Page and application data records:
━━━━━━━━━━━━━━━━━━━━

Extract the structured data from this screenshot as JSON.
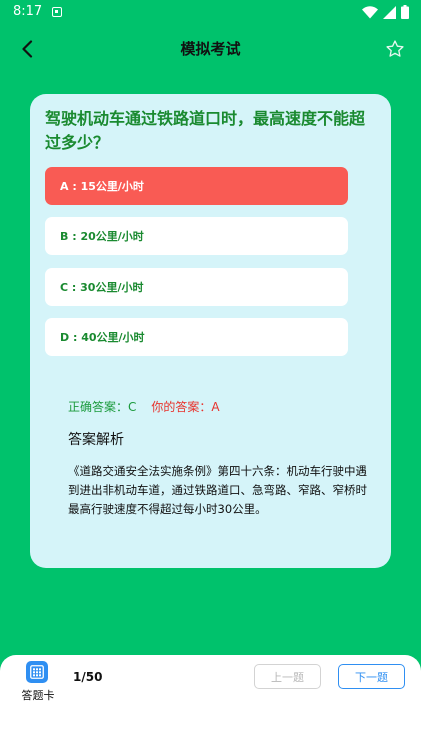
{
  "status_bar": {
    "time": "8:17"
  },
  "header": {
    "title": "模拟考试"
  },
  "question": {
    "text": "驾驶机动车通过铁路道口时，最高速度不能超过多少？",
    "options": [
      {
        "label": "A : 15公里/小时",
        "state": "selected-wrong"
      },
      {
        "label": "B : 20公里/小时",
        "state": "normal"
      },
      {
        "label": "C : 30公里/小时",
        "state": "normal"
      },
      {
        "label": "D : 40公里/小时",
        "state": "normal"
      }
    ]
  },
  "answer": {
    "correct": "正确答案：C",
    "mine": "你的答案：A"
  },
  "analysis": {
    "title": "答案解析",
    "body": "《道路交通安全法实施条例》第四十六条：机动车行驶中遇到进出非机动车道，通过铁路道口、急弯路、窄路、窄桥时最高行驶速度不得超过每小时30公里。"
  },
  "bottom_bar": {
    "answer_card_label": "答题卡",
    "progress": "1/50",
    "prev_label": "上一题",
    "next_label": "下一题"
  },
  "colors": {
    "background": "#00c26c",
    "card": "#d5f4f9",
    "question_text": "#1a8a30",
    "wrong_option": "#f95b54",
    "correct_answer": "#1a9a3c",
    "my_answer": "#e8322c",
    "accent_blue": "#2f8ff2"
  },
  "icons": {
    "back": "back-arrow-icon",
    "favorite": "star-outline-icon",
    "answer_card": "grid-card-icon",
    "notification": "notification-icon",
    "wifi": "wifi-icon",
    "signal": "signal-icon",
    "battery": "battery-icon"
  }
}
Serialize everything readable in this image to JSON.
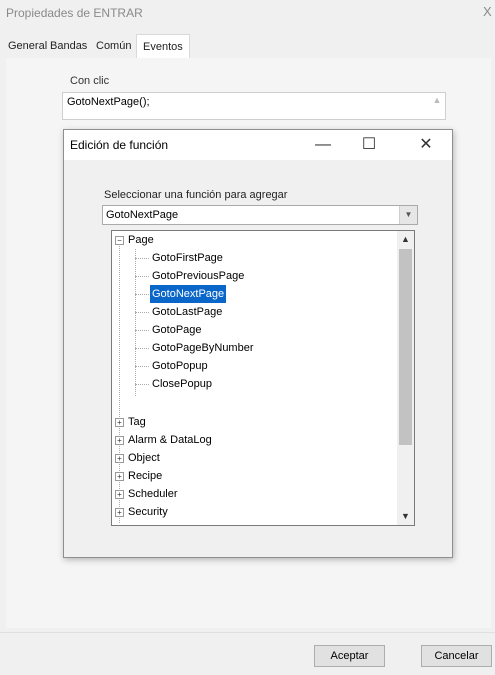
{
  "outer_window": {
    "title": "Propiedades de ENTRAR",
    "close_glyph": "X"
  },
  "tabs": [
    {
      "label": "General"
    },
    {
      "label": "Bandas"
    },
    {
      "label": "Común"
    },
    {
      "label": "Eventos",
      "active": true
    }
  ],
  "events": {
    "on_click_label": "Con clic",
    "on_click_value": "GotoNextPage();"
  },
  "dialog": {
    "title": "Edición de función",
    "minimize_glyph": "—",
    "maximize_glyph": "☐",
    "close_glyph": "✕",
    "select_label": "Seleccionar una función para agregar",
    "combo_value": "GotoNextPage",
    "tree": {
      "page_group": {
        "label": "Page",
        "expanded": true,
        "children": [
          "GotoFirstPage",
          "GotoPreviousPage",
          "GotoNextPage",
          "GotoLastPage",
          "GotoPage",
          "GotoPageByNumber",
          "GotoPopup",
          "ClosePopup"
        ],
        "selected": "GotoNextPage"
      },
      "groups": [
        "Tag",
        "Alarm & DataLog",
        "Object",
        "Recipe",
        "Scheduler",
        "Security"
      ]
    }
  },
  "buttons": {
    "ok": "Aceptar",
    "cancel": "Cancelar"
  }
}
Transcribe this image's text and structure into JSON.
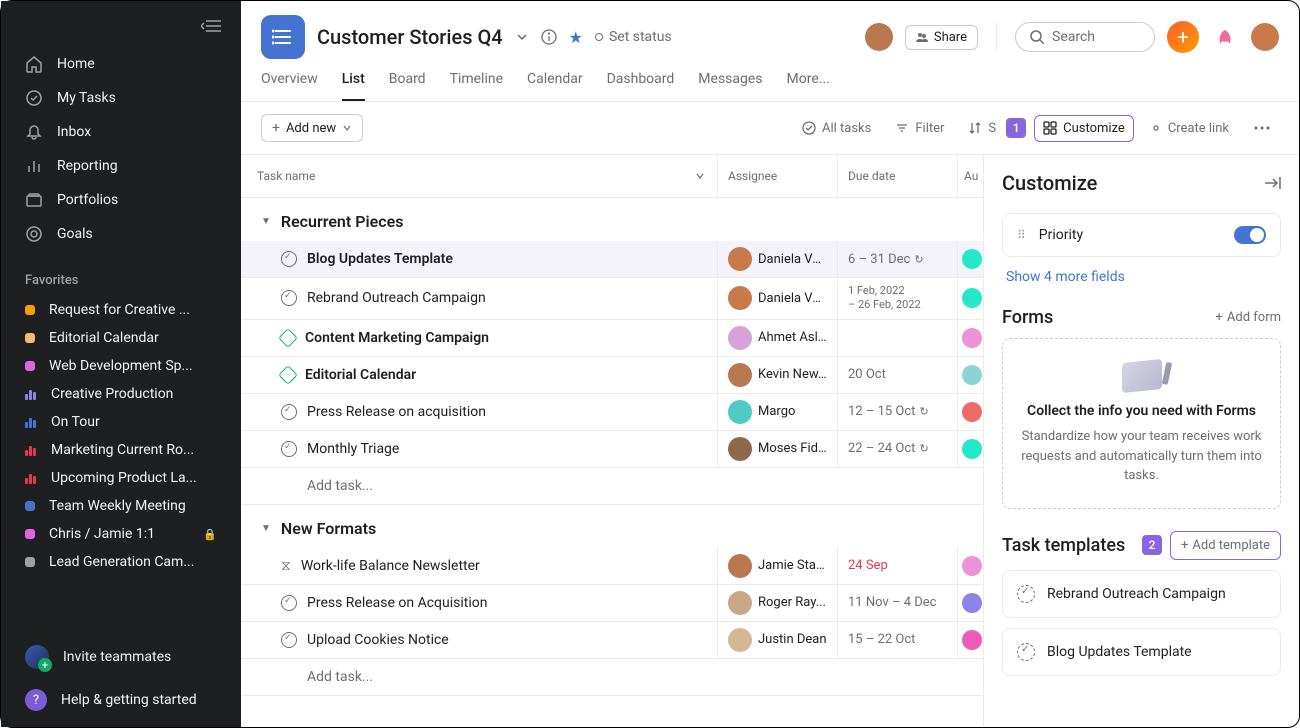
{
  "sidebar": {
    "nav": [
      {
        "label": "Home",
        "icon": "home"
      },
      {
        "label": "My Tasks",
        "icon": "check"
      },
      {
        "label": "Inbox",
        "icon": "bell"
      },
      {
        "label": "Reporting",
        "icon": "chart"
      },
      {
        "label": "Portfolios",
        "icon": "folder"
      },
      {
        "label": "Goals",
        "icon": "target"
      }
    ],
    "favorites_title": "Favorites",
    "favorites": [
      {
        "label": "Request for Creative ...",
        "type": "dot",
        "color": "#fd9a00"
      },
      {
        "label": "Editorial Calendar",
        "type": "dot",
        "color": "#f1bd6c"
      },
      {
        "label": "Web Development Sp...",
        "type": "dot",
        "color": "#e362e3"
      },
      {
        "label": "Creative Production",
        "type": "bars",
        "color": "#8d84e8"
      },
      {
        "label": "On Tour",
        "type": "bars",
        "color": "#4573d2"
      },
      {
        "label": "Marketing Current Ro...",
        "type": "bars",
        "color": "#e8384f"
      },
      {
        "label": "Upcoming Product La...",
        "type": "bars",
        "color": "#e8384f"
      },
      {
        "label": "Team Weekly Meeting",
        "type": "dot",
        "color": "#4573d2"
      },
      {
        "label": "Chris / Jamie 1:1",
        "type": "dot",
        "color": "#e362e3",
        "locked": true
      },
      {
        "label": "Lead Generation Cam...",
        "type": "dot",
        "color": "#a2a0a2"
      }
    ],
    "invite_label": "Invite teammates",
    "help_label": "Help & getting started"
  },
  "header": {
    "title": "Customer Stories Q4",
    "set_status": "Set status",
    "share": "Share",
    "search_placeholder": "Search"
  },
  "tabs": [
    "Overview",
    "List",
    "Board",
    "Timeline",
    "Calendar",
    "Dashboard",
    "Messages",
    "More..."
  ],
  "active_tab": "List",
  "toolbar": {
    "add_new": "Add new",
    "all_tasks": "All tasks",
    "filter": "Filter",
    "sort": "Sort",
    "customize": "Customize",
    "create_link": "Create link",
    "callout1": "1"
  },
  "columns": {
    "task": "Task name",
    "assignee": "Assignee",
    "due": "Due date",
    "au": "Au"
  },
  "sections": [
    {
      "name": "Recurrent Pieces",
      "tasks": [
        {
          "name": "Blog Updates Template",
          "bold": true,
          "icon": "check",
          "assignee": "Daniela Var...",
          "avatar": "#c97a4a",
          "due": "6 – 31 Dec",
          "repeat": true,
          "au": "#25e8c8",
          "selected": true
        },
        {
          "name": "Rebrand Outreach Campaign",
          "icon": "check",
          "assignee": "Daniela Var...",
          "avatar": "#c97a4a",
          "due": "1 Feb, 2022\n– 26 Feb, 2022",
          "au": "#25e8c8"
        },
        {
          "name": "Content Marketing Campaign",
          "bold": true,
          "icon": "diamond",
          "assignee": "Ahmet Aslan",
          "avatar": "#d6a3d6",
          "au": "#ec92d8"
        },
        {
          "name": "Editorial Calendar",
          "bold": true,
          "icon": "diamond",
          "assignee": "Kevin New...",
          "avatar": "#b87950",
          "due": "20 Oct",
          "au": "#8ed3d3"
        },
        {
          "name": "Press Release on acquisition",
          "icon": "check",
          "assignee": "Margo",
          "avatar": "#4ecbc4",
          "due": "12 – 15 Oct",
          "repeat": true,
          "au": "#f06a6a"
        },
        {
          "name": "Monthly Triage",
          "icon": "check",
          "assignee": "Moses Fidel",
          "avatar": "#8a6a4a",
          "due": "22 – 24 Oct",
          "repeat": true,
          "au": "#25e8c8"
        }
      ]
    },
    {
      "name": "New Formats",
      "tasks": [
        {
          "name": "Work-life Balance Newsletter",
          "icon": "hourglass",
          "assignee": "Jamie Stap...",
          "avatar": "#b87950",
          "due": "24 Sep",
          "overdue": true,
          "au": "#ec92d8"
        },
        {
          "name": "Press Release on Acquisition",
          "icon": "check",
          "assignee": "Roger Ray...",
          "avatar": "#c9a88a",
          "due": "11 Nov – 4 Dec",
          "au": "#8d84e8"
        },
        {
          "name": "Upload Cookies Notice",
          "icon": "check",
          "assignee": "Justin Dean",
          "avatar": "#d4b896",
          "due": "15 – 22 Oct",
          "au": "#ec5bb5"
        }
      ]
    }
  ],
  "add_task_placeholder": "Add task...",
  "panel": {
    "title": "Customize",
    "field_name": "Priority",
    "show_more": "Show 4 more fields",
    "forms_title": "Forms",
    "add_form": "Add form",
    "forms_box_title": "Collect the info you need with Forms",
    "forms_box_desc": "Standardize how your team receives work requests and automatically turn them into tasks.",
    "templates_title": "Task templates",
    "add_template": "Add template",
    "callout2": "2",
    "templates": [
      "Rebrand Outreach Campaign",
      "Blog Updates Template"
    ]
  }
}
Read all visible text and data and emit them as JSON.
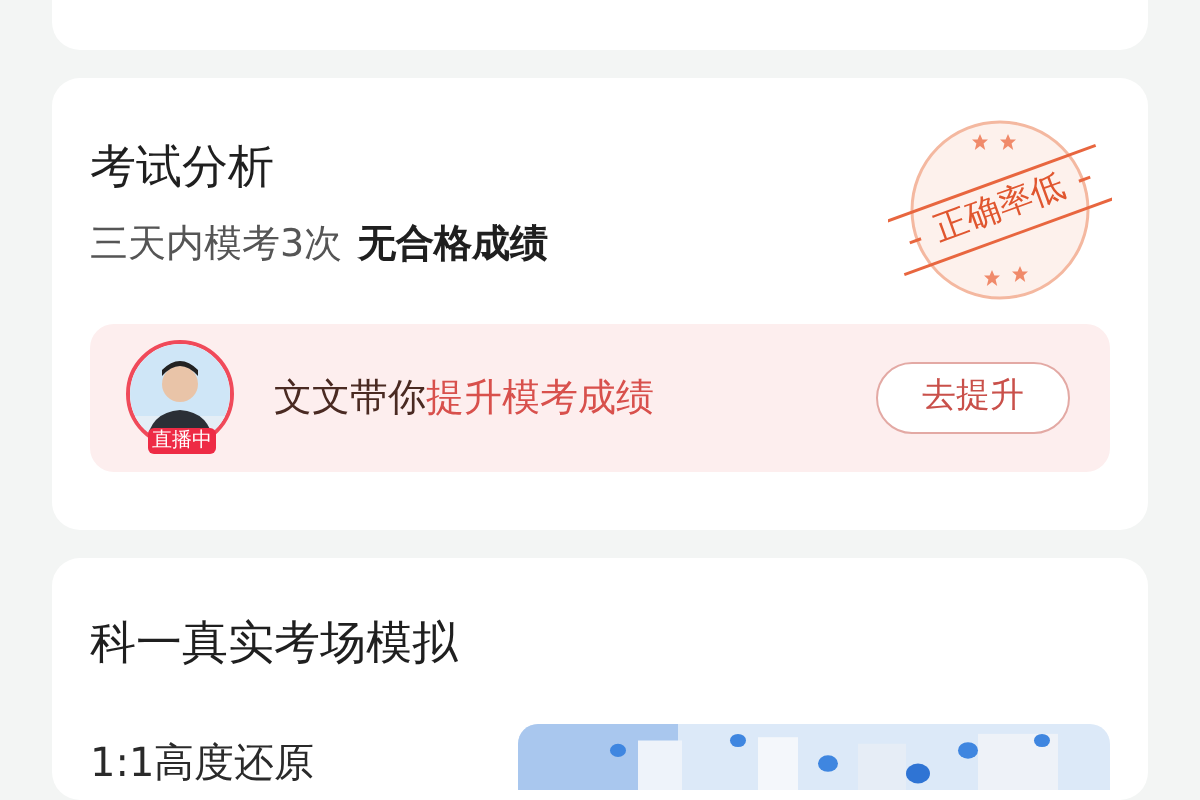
{
  "analysis": {
    "title": "考试分析",
    "summary": "三天内模考3次",
    "result": "无合格成绩",
    "stamp": "正确率低",
    "promo": {
      "avatar": {
        "kind": "picture",
        "badge": "直播中"
      },
      "lead": "文文带你",
      "highlight": "提升模考成绩",
      "button": "去提升"
    }
  },
  "simulation": {
    "title": "科一真实考场模拟",
    "feature": "1:1高度还原"
  }
}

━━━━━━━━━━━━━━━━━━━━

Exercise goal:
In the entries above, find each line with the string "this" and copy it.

Exercise result:
Extract the structured data from this screenshot as JSON.
Serialize everything readable in this image to JSON.
Transcribe this image's text and structure into JSON.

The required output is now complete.